On December 26, 1890, the second Erie Depot caught fire. The depot was completed the previous July to replace the first Erie Depot, which was located on Pike Street and opened on New Years Eve in 1847. The line had not yet been completed to Port Jervis by this time. The second Erie Depot was designed by George E. Archer and built by Delafield and McLane. It was built with Hudson River brick, Georgia pine and a slate roof. The depot was accessed from Jersey Avenue through a long hall in the newly renovated Brown Building. The fire in the depot broke out in the dispatcher's room. The fire coincided with the first significant snowfall in two years. The flames destroyed the entire building within three hours, despite the quick response from the fire companies. The electrical fire is believed to have been burning in the upper part of the building for some time before it was noticed. The depot was quickly evacuated, as well as the nearby Theatre Normandie in Delaware Hall (which was built in 1850 and called the Goodale Building at that time). After the fire, the ticket office was temporarily established in Herbert Kirk's restaurant and a galvanizer’s shack was used as the baggage room. The temporary depot was then relocated to the Goodale Building until the current Erie Depot was opened in February of 1892.

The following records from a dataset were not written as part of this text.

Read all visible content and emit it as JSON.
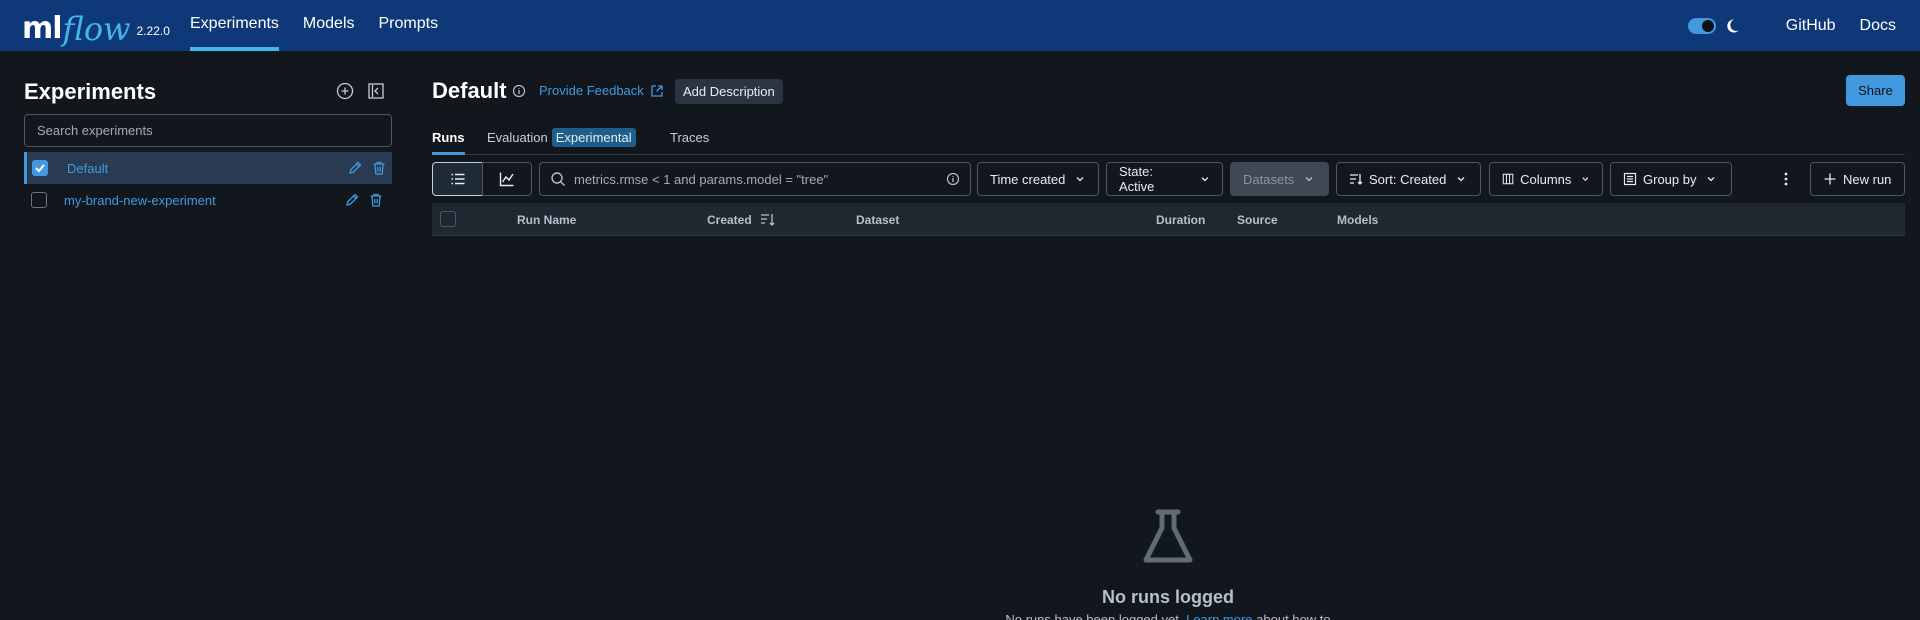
{
  "header": {
    "logo_ml": "ml",
    "logo_flow": "flow",
    "version": "2.22.0",
    "nav": [
      "Experiments",
      "Models",
      "Prompts"
    ],
    "github": "GitHub",
    "docs": "Docs",
    "dark_mode_enabled": true
  },
  "sidebar": {
    "title": "Experiments",
    "search_placeholder": "Search experiments",
    "experiments": [
      {
        "name": "Default",
        "selected": true
      },
      {
        "name": "my-brand-new-experiment",
        "selected": false
      }
    ]
  },
  "main": {
    "title": "Default",
    "feedback": "Provide Feedback",
    "add_description": "Add Description",
    "share": "Share",
    "tabs": {
      "runs": "Runs",
      "evaluation": "Evaluation",
      "evaluation_badge": "Experimental",
      "traces": "Traces"
    },
    "toolbar": {
      "filter_placeholder": "metrics.rmse < 1 and params.model = \"tree\"",
      "time_created": "Time created",
      "state": "State: Active",
      "datasets": "Datasets",
      "sort": "Sort: Created",
      "columns": "Columns",
      "group_by": "Group by",
      "new_run": "New run"
    },
    "table_headers": {
      "run_name": "Run Name",
      "created": "Created",
      "dataset": "Dataset",
      "duration": "Duration",
      "source": "Source",
      "models": "Models"
    },
    "empty": {
      "title": "No runs logged",
      "desc_prefix": "No runs have been logged yet. ",
      "learn_more": "Learn more",
      "desc_suffix": " about how to"
    }
  },
  "colors": {
    "header_bg": "#0e3877",
    "page_bg": "#11171c",
    "accent": "#4299e0",
    "logo_flow": "#43b7ec"
  }
}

The second Erie Depot and the Brown Building behind it.
This picture of the first Erie Depot was taken in the 1880’s. Behind the depot is the Dutton Building, designed by John C. Dutton and Marx Samuels in 1869 and built by George Jones. The advertisement “established since the time of Noah” belongs to George Lea’s drugstore which he relocated from his uptown location to the Dutton Building in 1869. By the time this picture was taken, Lea was spending most of his time managing the recently acquired Excelsior rink and his opera house (visible further up Pike Street, which collapsed in 1971). His assistant Fred N. Mason became the druggist at this time. On the left side of Pike Street is Werdenberg and Sedillo’s clothing store, which opened at that location in 1883.